[Entries from a dataset of interfaces]
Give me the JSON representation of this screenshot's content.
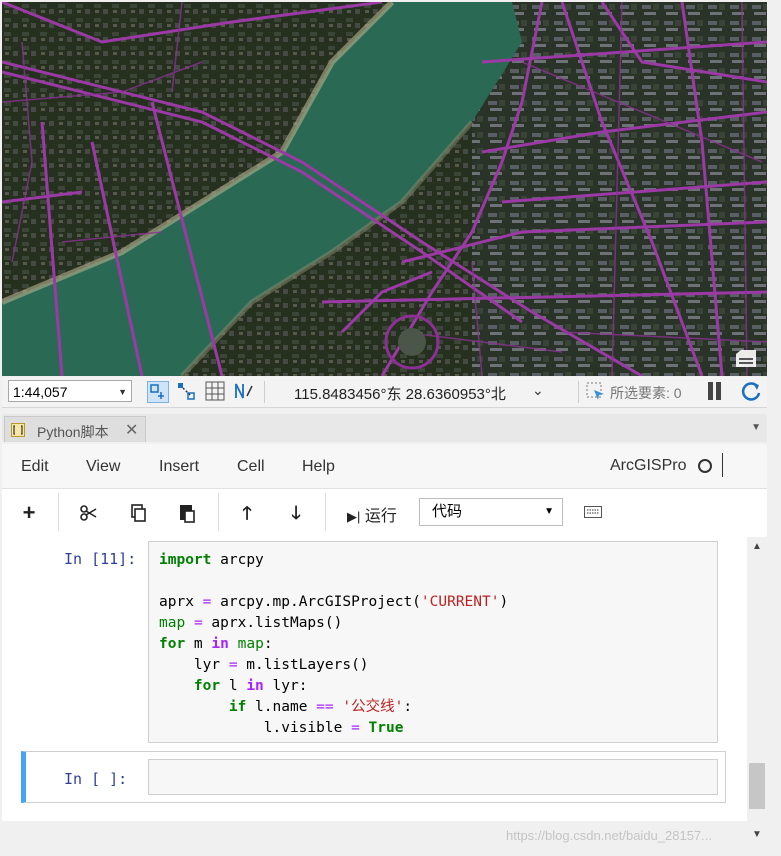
{
  "map": {
    "scale": "1:44,057",
    "coordinates": "115.8483456°东 28.6360953°北",
    "selected_features": "所选要素: 0",
    "icons": [
      "map-nav-icon",
      "snapping-icon",
      "grid-icon",
      "constraint-icon",
      "select-icon",
      "pause-icon",
      "refresh-icon",
      "layout-icon"
    ]
  },
  "tab": {
    "label": "Python脚本",
    "close": "✕"
  },
  "menu": {
    "items": [
      "Edit",
      "View",
      "Insert",
      "Cell",
      "Help"
    ],
    "kernel": "ArcGISPro"
  },
  "toolbar": {
    "add": "+",
    "run": "运行",
    "cell_type": "代码"
  },
  "cells": [
    {
      "prompt": "In  [11]:",
      "lines": [
        "import arcpy",
        "",
        "aprx = arcpy.mp.ArcGISProject('CURRENT')",
        "map = aprx.listMaps()",
        "for m in map:",
        "    lyr = m.listLayers()",
        "    for l in lyr:",
        "        if l.name == '公交线':",
        "            l.visible = True"
      ]
    },
    {
      "prompt": "In  [ ]:",
      "lines": []
    }
  ],
  "watermark": "https://blog.csdn.net/baidu_28157..."
}
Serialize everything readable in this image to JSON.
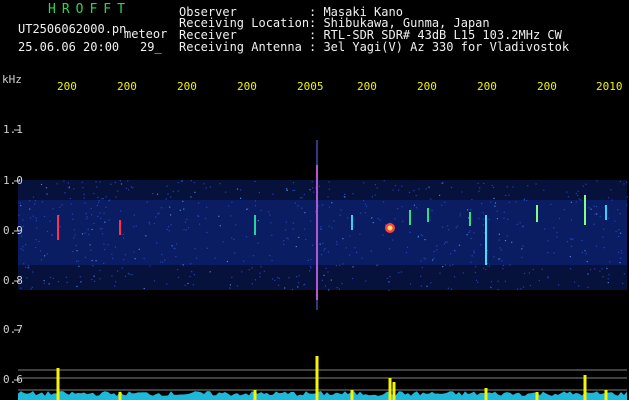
{
  "header": {
    "program": "HROFFT",
    "filename": "UT2506062000.pn",
    "mode": "meteor",
    "datetime": "25.06.06 20:00",
    "count": "29_",
    "observer_label": "Observer",
    "observer_value": ": Masaki Kano",
    "location_label": "Receiving Location",
    "location_value": ": Shibukawa, Gunma, Japan",
    "receiver_label": "Receiver",
    "receiver_value": ": RTL-SDR SDR# 43dB L15 103.2MHz CW",
    "antenna_label": "Receiving Antenna",
    "antenna_value": ": 3el Yagi(V) Az 330 for Vladivostok"
  },
  "axis": {
    "unit": "kHz",
    "y_ticks": [
      "1.1",
      "1.0",
      "0.9",
      "0.8",
      "0.7",
      "0.6"
    ],
    "x_ticks": [
      "200",
      "200",
      "200",
      "200",
      "2005",
      "200",
      "200",
      "200",
      "200",
      "2010"
    ]
  },
  "colors": {
    "background": "#000000",
    "header_text": "#f0f0f0",
    "program": "#34d34f",
    "time_label": "#f5f500",
    "noise_band": "#0b1f6e",
    "signal": "#ff3040",
    "histogram": "#f5f500",
    "noise_floor": "#1fb8d8"
  }
}
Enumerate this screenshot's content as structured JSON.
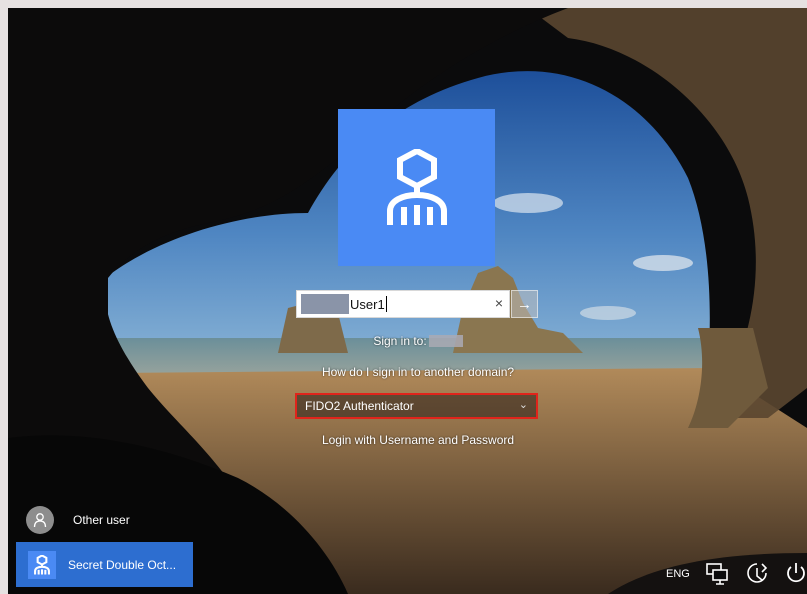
{
  "login": {
    "username_value": "User1",
    "clear_glyph": "×",
    "submit_glyph": "→",
    "signin_label": "Sign in to:",
    "other_domain_link": "How do I sign in to another domain?",
    "auth_option": "FIDO2 Authenticator",
    "auth_chevron": "⌄",
    "login_link": "Login with Username and Password"
  },
  "users": {
    "other_user": "Other user",
    "current_user": "Secret Double Oct..."
  },
  "tray": {
    "language": "ENG"
  },
  "icons": {
    "tile": "octopus-logo-icon",
    "other_avatar": "person-icon",
    "network": "network-icon",
    "ease": "ease-of-access-icon",
    "power": "power-icon"
  },
  "colors": {
    "tile": "#4a8af4",
    "selected_user": "#2d6ed0",
    "dropdown_border": "#e0241b"
  }
}
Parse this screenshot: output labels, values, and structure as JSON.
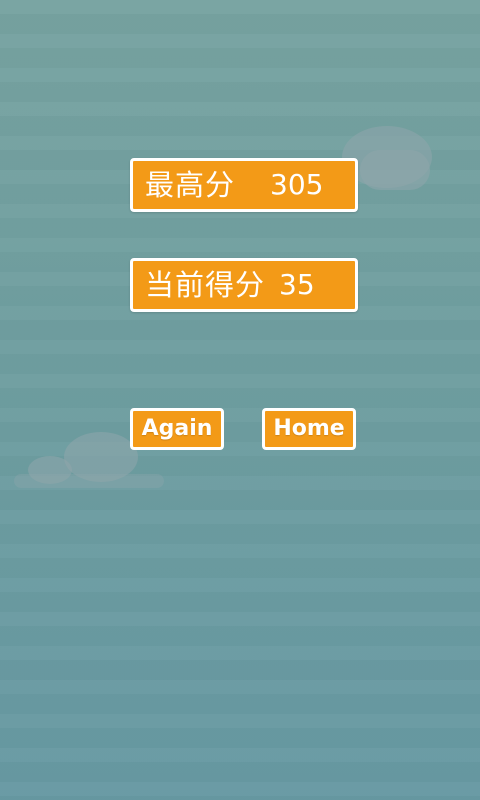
{
  "scores": {
    "best_label": "最高分",
    "best_value": "305",
    "current_label": "当前得分",
    "current_value": "35"
  },
  "buttons": {
    "again_label": "Again",
    "home_label": "Home"
  },
  "colors": {
    "accent": "#f39a17",
    "background": "#6f9ea0",
    "text": "#ffffff"
  }
}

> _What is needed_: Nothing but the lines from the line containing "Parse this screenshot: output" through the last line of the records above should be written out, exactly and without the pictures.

> _Answer space_:
Parse this screenshot: output labels, values, and structure as JSON.
{
  "scores": {
    "best_label": "最高分",
    "best_value": "305",
    "current_label": "当前得分",
    "current_value": "35"
  },
  "buttons": {
    "again_label": "Again",
    "home_label": "Home"
  },
  "colors": {
    "accent": "#f39a17",
    "background": "#6f9ea0",
    "text": "#ffffff"
  }
}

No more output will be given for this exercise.